a system of logic in which, in addition to truth and falsity, “intermediate” values of truth (so-called probabilities of the truth of expressions) are assigned to statements (opinions, assertions, and propositions) according to the degree of their plausibility, corroboration, and so forth.

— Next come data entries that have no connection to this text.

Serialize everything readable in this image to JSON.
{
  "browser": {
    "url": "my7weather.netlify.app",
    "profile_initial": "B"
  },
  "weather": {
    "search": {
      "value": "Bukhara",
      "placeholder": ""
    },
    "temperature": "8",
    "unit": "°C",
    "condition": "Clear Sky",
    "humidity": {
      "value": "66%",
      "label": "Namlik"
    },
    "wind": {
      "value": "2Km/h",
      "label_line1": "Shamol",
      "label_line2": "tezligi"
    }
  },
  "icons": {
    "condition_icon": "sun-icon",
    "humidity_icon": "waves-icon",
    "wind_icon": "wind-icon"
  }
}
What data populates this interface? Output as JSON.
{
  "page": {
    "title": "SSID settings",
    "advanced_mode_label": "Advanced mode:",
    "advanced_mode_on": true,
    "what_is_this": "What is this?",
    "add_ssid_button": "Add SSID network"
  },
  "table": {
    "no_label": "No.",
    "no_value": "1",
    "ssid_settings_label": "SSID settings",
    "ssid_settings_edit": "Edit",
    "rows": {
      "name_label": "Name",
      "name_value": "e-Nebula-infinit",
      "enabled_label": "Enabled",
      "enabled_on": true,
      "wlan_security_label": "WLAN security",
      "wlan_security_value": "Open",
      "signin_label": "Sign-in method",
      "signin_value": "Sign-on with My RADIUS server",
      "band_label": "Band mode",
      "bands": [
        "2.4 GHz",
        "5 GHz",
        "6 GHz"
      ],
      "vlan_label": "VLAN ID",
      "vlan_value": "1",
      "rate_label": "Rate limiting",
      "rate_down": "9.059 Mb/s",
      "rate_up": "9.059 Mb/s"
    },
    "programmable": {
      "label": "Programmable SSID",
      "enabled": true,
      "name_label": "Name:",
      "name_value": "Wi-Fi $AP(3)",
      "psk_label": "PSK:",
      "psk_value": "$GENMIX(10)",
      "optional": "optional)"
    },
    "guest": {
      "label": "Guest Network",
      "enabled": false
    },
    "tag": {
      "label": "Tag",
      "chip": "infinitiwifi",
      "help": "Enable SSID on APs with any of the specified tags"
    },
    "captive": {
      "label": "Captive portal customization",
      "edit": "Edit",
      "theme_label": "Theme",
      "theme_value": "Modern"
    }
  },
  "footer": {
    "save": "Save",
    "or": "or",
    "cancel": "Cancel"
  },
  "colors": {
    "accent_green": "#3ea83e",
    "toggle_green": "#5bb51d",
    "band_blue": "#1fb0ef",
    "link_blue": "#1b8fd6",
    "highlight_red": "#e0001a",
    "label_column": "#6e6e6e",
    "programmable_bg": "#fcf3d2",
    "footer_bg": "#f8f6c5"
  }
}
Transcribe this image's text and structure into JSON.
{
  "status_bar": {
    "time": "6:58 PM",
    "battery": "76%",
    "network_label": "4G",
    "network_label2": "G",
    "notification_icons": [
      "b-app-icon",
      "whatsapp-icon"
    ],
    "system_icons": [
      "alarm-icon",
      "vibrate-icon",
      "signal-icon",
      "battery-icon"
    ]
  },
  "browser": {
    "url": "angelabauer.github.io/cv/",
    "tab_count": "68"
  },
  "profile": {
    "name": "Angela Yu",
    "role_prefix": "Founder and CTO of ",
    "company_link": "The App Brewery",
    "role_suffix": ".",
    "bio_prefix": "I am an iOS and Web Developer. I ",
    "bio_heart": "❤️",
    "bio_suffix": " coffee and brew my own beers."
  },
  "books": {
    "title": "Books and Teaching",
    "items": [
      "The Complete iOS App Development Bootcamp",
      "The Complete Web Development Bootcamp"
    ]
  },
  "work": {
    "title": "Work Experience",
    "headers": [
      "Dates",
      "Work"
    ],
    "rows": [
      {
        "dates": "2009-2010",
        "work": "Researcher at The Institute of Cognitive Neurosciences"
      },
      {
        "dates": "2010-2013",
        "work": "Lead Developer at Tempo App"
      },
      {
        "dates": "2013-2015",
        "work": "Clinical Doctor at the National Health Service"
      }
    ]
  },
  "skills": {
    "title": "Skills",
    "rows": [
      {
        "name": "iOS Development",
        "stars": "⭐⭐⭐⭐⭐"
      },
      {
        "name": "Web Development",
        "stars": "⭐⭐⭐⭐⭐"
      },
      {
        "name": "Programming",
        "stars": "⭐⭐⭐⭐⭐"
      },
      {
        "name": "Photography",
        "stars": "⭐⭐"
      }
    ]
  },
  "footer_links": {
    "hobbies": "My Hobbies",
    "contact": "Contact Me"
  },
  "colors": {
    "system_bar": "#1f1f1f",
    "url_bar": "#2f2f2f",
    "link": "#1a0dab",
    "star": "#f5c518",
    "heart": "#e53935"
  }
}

Insofar as the concept of probability has a natural correlation to certain events, and the occurrence or nonoccurrence of an event is a fact that allows it (if only in principle) to be empirically verified (in a broad sense, this includes the so-called thought experiment, as well as a conclusion drawn from knowledge concerning the occurrence or nonoccurrence of other events), probability logic strives to make inductive logic more precise. The reciprocal transitions from the language of statements to the language of events and vice versa are accomplished so naturally that they are regarded as almost trivial: a statement about its occurrence is juxtaposed to each event, and each event is juxtaposed to a statement in such a way that it is found to be true. The specific characteristics of probability logic (even those that have been completely formalized in mathematical logical terms) involve the fundamental irremovability of the incomplete authenticity (“relative truth”) of premises and conclusions, which is essential to all inductive knowledge.
The problems of probability logic were developed in antiquity (for example, by Aristotle) and in modern times by G. W. Leibniz, G. Boole, W. S. Jevons, and J. Venn.
As a logical system, probability logic is a variety of multivalued logic: truthful expressions (authentic events) are assigned a truth value (probability) of 1, and false expressions (impossible events) are given a value of 0. Hypothetical expressions may be assigned values of any real number between 0 and 1. The probability of a hypothesis, which depends on its content (formulation) as well as on the information about knowledge that we already have (“experience”), is their function. The logical operations of conjunction (corresponding to the multiplication of events in probability theory) and disjunction (corresponding to the addition of events) are determined by the truth values (probabilities) of hypotheses. The measure (value) of the negation of a hypothesis is the probability of an event, which consists of its noncorroboration. The values of hypotheses form the so-called standardized Boolean algebra, a comparatively simple and well-developed apparatus that allows probability theory to be easily axiomatized and is the simplest variant of probability logic.
According to another treatment of the concept of probability connected with the so-called frequency concept (definition) of probability (H. Poincaré, M. von Smoluchowski, R. von Mises), ideas were developed in probability logic according to which the principal object of its consideration is not the probabilities of specific events but random processes. These random processes are realized in the simplest instance in the form of random binary sequences—that is, sequences of zeroes and ones (corresponding to single instances of the nonoccurrence and occurrence of a given event under conditions of repeated experiments).
There has also been intensive development of the problems of probability logic that arise when the two approaches mentioned above are compared (R. Carnap, B. Russell, and others), as well as problems based on the connection between theoretical probability concepts and the ideas of information theory and logical semantics. All these trends are being worked out in the perfection of the strictly mathematical apparatus of probability logic and the theoretical cognitive interpretation of the systems that have been developed. (It is precisely in the latter field that the principal difficulties of probability logic are concentrated.)
IU. A. GASTEV